Following coffee and snacks (there was a lot of both on offer throughout the weekend along with multiple varieties of tea and a range of other beverages), I moved into one of the smaller rooms for my panel: Mystery, Myth and Magic – Legends and the like as inspiration. My two co-panellists and I managed to get a lively debate going with plenty of audience participation, although I suspect we could have gone on for considerably longer had we not heeded the call to lunch.
The afternoon featured the ever popular Buffet of Banter, although the layout of the rooms didn’t quite do justice to the range of discussion topics on offer. Some delegates found moving between groups to be hindered by the seating arrangements and I gather that the split between author and reader topic sets didn’t work as well as whoever suggested the idea last year had been hoping. My topic of Author vs Character Voice prompted some varied and interesting comments from those delegates who stopped by, however.
More coffee and snacks (I told you we had plenty!) were followed by our first Keynote Speaker, Elizabeth North of Dreamspinner Press. I was particularly interested in her reasons for starting the publisher, and in the stories she told of correspondence with and about both the quite young and the very mature ends of their readership. After that, I had far too much fun acquiring new reading material at the Book Fair (bearing in mind that I somehow had to lug everything back on the train the next day), although I ended up owing money to LA Witt (aka Lauren Gallagher aka Ann Gallagher) and promising the lovely women of Ylva Publishing that I’d be back to purchase books from them the next day.
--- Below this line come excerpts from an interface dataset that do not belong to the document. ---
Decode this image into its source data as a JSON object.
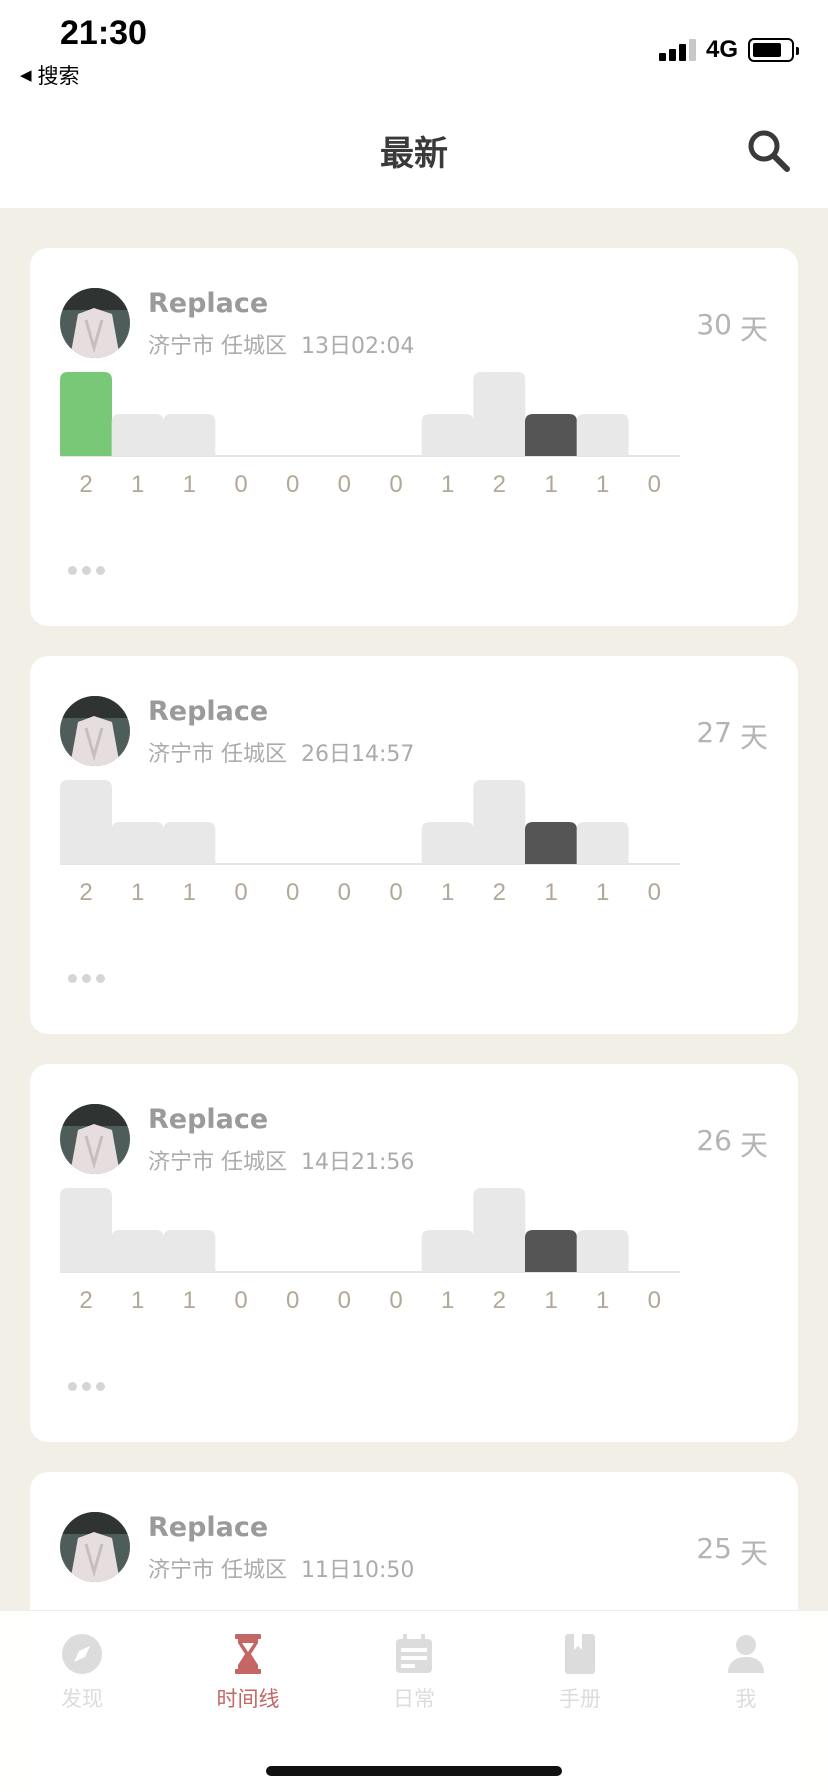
{
  "status_bar": {
    "time": "21:30",
    "back_label": "搜索",
    "network": "4G"
  },
  "header": {
    "title": "最新"
  },
  "chart_style": {
    "bar_color_default": "#e8e8e8",
    "bar_color_dark": "#555555",
    "bar_color_green": "#78c878",
    "value_color": "#b1a898"
  },
  "cards": [
    {
      "name": "Replace",
      "city": "济宁市",
      "district": "任城区",
      "datetime": "13日02:04",
      "days_count": "30",
      "days_unit": "天",
      "chart_data": {
        "type": "bar",
        "categories": [
          "2",
          "1",
          "1",
          "0",
          "0",
          "0",
          "0",
          "1",
          "2",
          "1",
          "1",
          "0"
        ],
        "values": [
          2,
          1,
          1,
          0,
          0,
          0,
          0,
          1,
          2,
          1,
          1,
          0
        ],
        "colors": [
          "green",
          "default",
          "default",
          "default",
          "default",
          "default",
          "default",
          "default",
          "default",
          "dark",
          "default",
          "default"
        ],
        "ylim": [
          0,
          2
        ]
      }
    },
    {
      "name": "Replace",
      "city": "济宁市",
      "district": "任城区",
      "datetime": "26日14:57",
      "days_count": "27",
      "days_unit": "天",
      "chart_data": {
        "type": "bar",
        "categories": [
          "2",
          "1",
          "1",
          "0",
          "0",
          "0",
          "0",
          "1",
          "2",
          "1",
          "1",
          "0"
        ],
        "values": [
          2,
          1,
          1,
          0,
          0,
          0,
          0,
          1,
          2,
          1,
          1,
          0
        ],
        "colors": [
          "default",
          "default",
          "default",
          "default",
          "default",
          "default",
          "default",
          "default",
          "default",
          "dark",
          "default",
          "default"
        ],
        "ylim": [
          0,
          2
        ]
      }
    },
    {
      "name": "Replace",
      "city": "济宁市",
      "district": "任城区",
      "datetime": "14日21:56",
      "days_count": "26",
      "days_unit": "天",
      "chart_data": {
        "type": "bar",
        "categories": [
          "2",
          "1",
          "1",
          "0",
          "0",
          "0",
          "0",
          "1",
          "2",
          "1",
          "1",
          "0"
        ],
        "values": [
          2,
          1,
          1,
          0,
          0,
          0,
          0,
          1,
          2,
          1,
          1,
          0
        ],
        "colors": [
          "default",
          "default",
          "default",
          "default",
          "default",
          "default",
          "default",
          "default",
          "default",
          "dark",
          "default",
          "default"
        ],
        "ylim": [
          0,
          2
        ]
      }
    },
    {
      "name": "Replace",
      "city": "济宁市",
      "district": "任城区",
      "datetime": "11日10:50",
      "days_count": "25",
      "days_unit": "天"
    }
  ],
  "tabbar": {
    "tabs": [
      {
        "label": "发现",
        "icon": "compass-icon",
        "active": false
      },
      {
        "label": "时间线",
        "icon": "hourglass-icon",
        "active": true
      },
      {
        "label": "日常",
        "icon": "calendar-icon",
        "active": false
      },
      {
        "label": "手册",
        "icon": "book-icon",
        "active": false
      },
      {
        "label": "我",
        "icon": "person-icon",
        "active": false
      }
    ],
    "active_color": "#c46664",
    "inactive_color": "#dcdcdc"
  }
}
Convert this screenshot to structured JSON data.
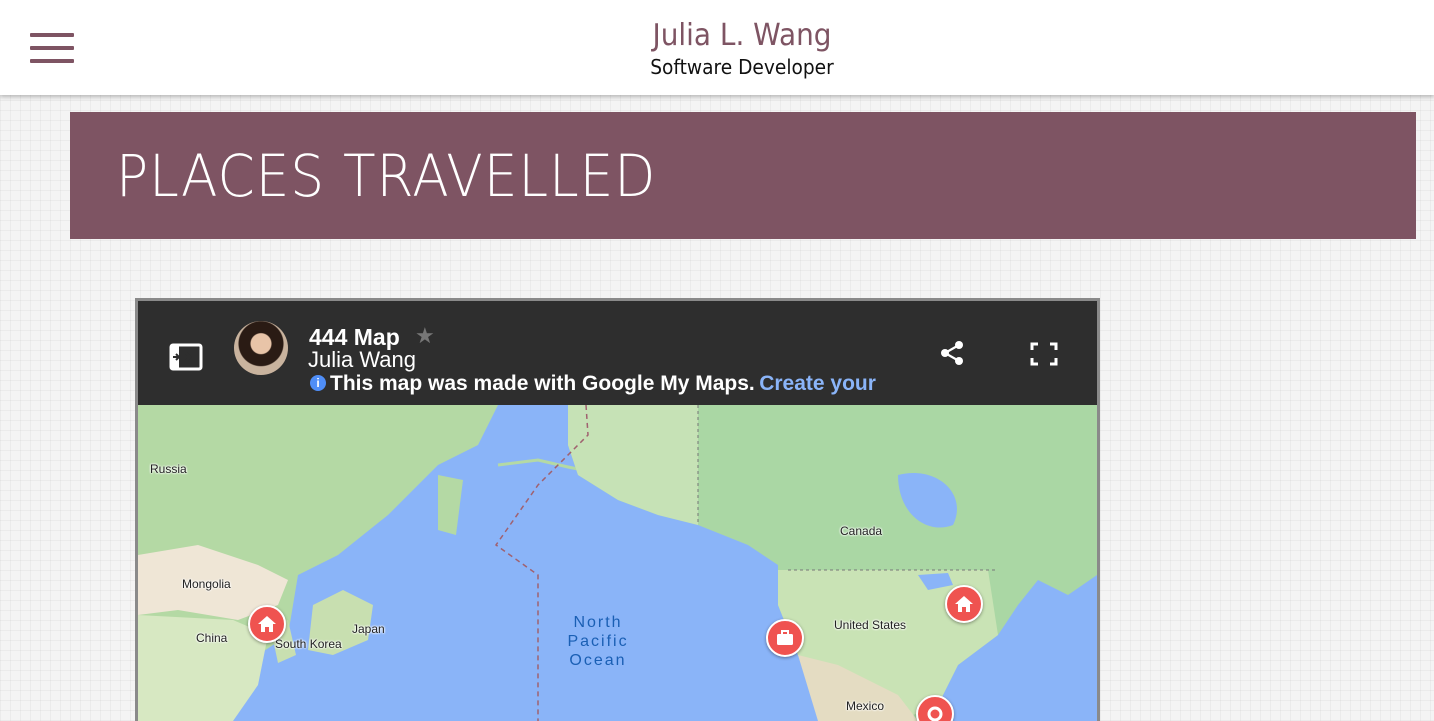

What can I say; the books were just too tempting and the authors and publishers just too persuasive…
My journey back in on Sunday morning was slightly hampered by the Bristol Half Marathon (starting outside the hotel) causing my bus to be diverted. Fortunately, my valiant host accompanied me and made a sterling Sherpa so I didn’t have to carry all of my luggage on my own. The additional walk meant that we spotted a new piece of street art, positioned at the base of the adjoining wall to Banksy’s man hanging from a window, which I think I shared with you all last year.
Sunday morning provided me with my second opportunity of the weekend to be photographed by the lovely Temple Dragon. These two short sessions were possibly the first time I’ve actually felt comfortable posing, partly because I knew the sessions would be happening and was able to dress up in steampunk costumes that I felt comfortable in, but mainly because Temple is that lovely.
I attended two panel sessions in the morning: Humour in Fiction and Unlocking Your Dark Side – convincing killers, gripping plots and the like. Then, after lunch, we had our second Keynote Speaker, KJ Charles whom I’d already bounced at in a rather fannish manner and who went on to tell us some very revealing stories about the mainstream publishing industry and make encouraging comments about the future of ‘mixed’ series and the crossing over of LGBTQ fiction into the world of mainstream publishers (not that smaller publishers will be disappearing any time soon).
The usual raffle in aid of the Albert Kennedy Trust was followed by a Wrap-up Session for us all to help plan next year’s Meet. And by the time that had finished the buses were running normally, so I didn’t have too much difficulty transporting my excessively book-filled luggage back to Bristol Temple Meads station (named after the Knights Templar, according to our guide of Friday night).
All in all, another excellent Meet and I’m greatly looking forward to 2016. I’d love to see more of the gang from here come over for it too. We need a bigger lesfic representation, much as I love all the current regulars (some of whom have been known to write lesfic, but need extra encouragement to write more).